*** Opening Data for review ***

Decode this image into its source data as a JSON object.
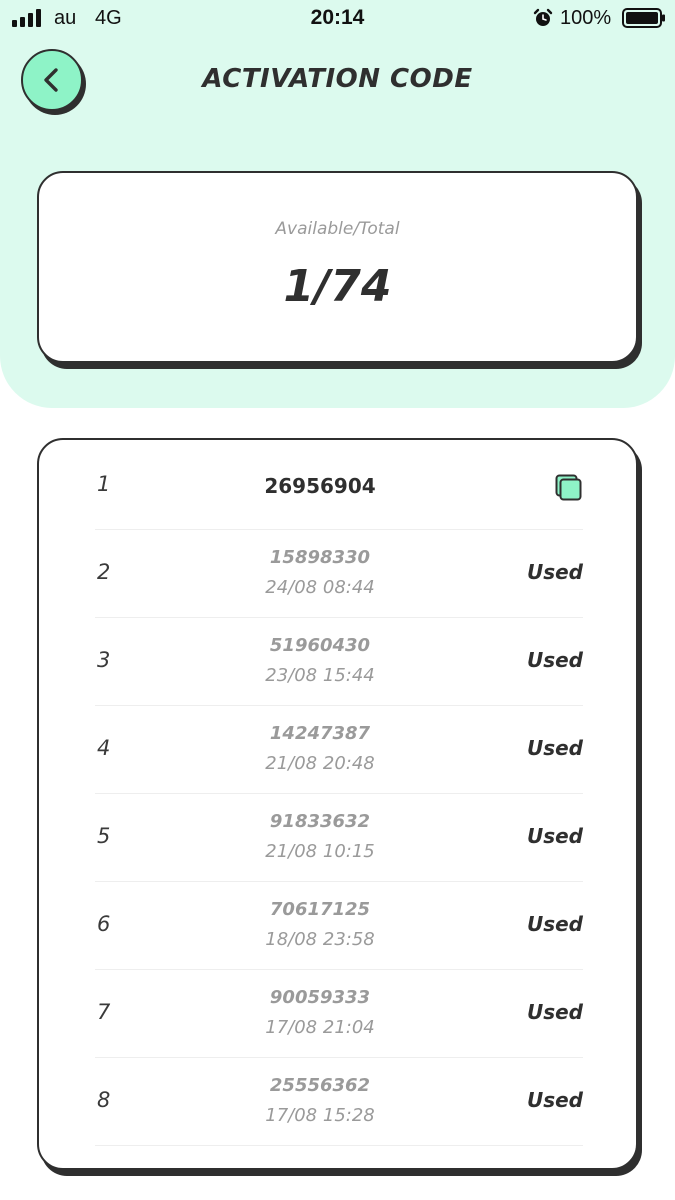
{
  "status_bar": {
    "carrier": "au",
    "network": "4G",
    "time": "20:14",
    "battery": "100%",
    "alarm_icon": "alarm-clock-icon"
  },
  "header": {
    "title": "ACTIVATION CODE",
    "back_icon": "chevron-left-icon"
  },
  "summary": {
    "label": "Available/Total",
    "value": "1/74"
  },
  "codes": [
    {
      "index": "1",
      "code": "26956904",
      "date": "",
      "status": "",
      "action_icon": "copy-icon"
    },
    {
      "index": "2",
      "code": "15898330",
      "date": "24/08 08:44",
      "status": "Used"
    },
    {
      "index": "3",
      "code": "51960430",
      "date": "23/08 15:44",
      "status": "Used"
    },
    {
      "index": "4",
      "code": "14247387",
      "date": "21/08 20:48",
      "status": "Used"
    },
    {
      "index": "5",
      "code": "91833632",
      "date": "21/08 10:15",
      "status": "Used"
    },
    {
      "index": "6",
      "code": "70617125",
      "date": "18/08 23:58",
      "status": "Used"
    },
    {
      "index": "7",
      "code": "90059333",
      "date": "17/08 21:04",
      "status": "Used"
    },
    {
      "index": "8",
      "code": "25556362",
      "date": "17/08 15:28",
      "status": "Used"
    }
  ],
  "colors": {
    "header_background": "#dcfaee",
    "accent": "#8ef3c7",
    "outline": "#2f2f2f",
    "muted_text": "#9a9a9a"
  }
}
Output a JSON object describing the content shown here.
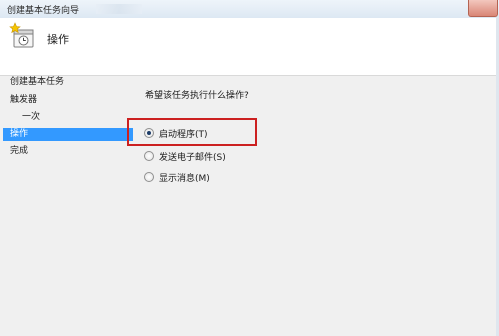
{
  "window": {
    "title": "创建基本任务向导"
  },
  "header": {
    "title": "操作"
  },
  "sidebar": {
    "items": [
      {
        "label": "创建基本任务",
        "selected": false
      },
      {
        "label": "触发器",
        "selected": false
      },
      {
        "label": "一次",
        "selected": false
      },
      {
        "label": "操作",
        "selected": true
      },
      {
        "label": "完成",
        "selected": false
      }
    ]
  },
  "main": {
    "question": "希望该任务执行什么操作?",
    "options": [
      {
        "label": "启动程序(T)",
        "selected": true
      },
      {
        "label": "发送电子邮件(S)",
        "selected": false
      },
      {
        "label": "显示消息(M)",
        "selected": false
      }
    ]
  },
  "colors": {
    "selection": "#3399ff",
    "highlight_box": "#cc2020"
  }
}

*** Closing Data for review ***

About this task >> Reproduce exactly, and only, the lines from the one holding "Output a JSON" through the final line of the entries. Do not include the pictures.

Written solution >>
Output a JSON object describing the content shown here.
{
  "window": {
    "title": "创建基本任务向导"
  },
  "header": {
    "title": "操作"
  },
  "sidebar": {
    "items": [
      {
        "label": "创建基本任务",
        "selected": false
      },
      {
        "label": "触发器",
        "selected": false
      },
      {
        "label": "一次",
        "selected": false
      },
      {
        "label": "操作",
        "selected": true
      },
      {
        "label": "完成",
        "selected": false
      }
    ]
  },
  "main": {
    "question": "希望该任务执行什么操作?",
    "options": [
      {
        "label": "启动程序(T)",
        "selected": true
      },
      {
        "label": "发送电子邮件(S)",
        "selected": false
      },
      {
        "label": "显示消息(M)",
        "selected": false
      }
    ]
  },
  "colors": {
    "selection": "#3399ff",
    "highlight_box": "#cc2020"
  }
}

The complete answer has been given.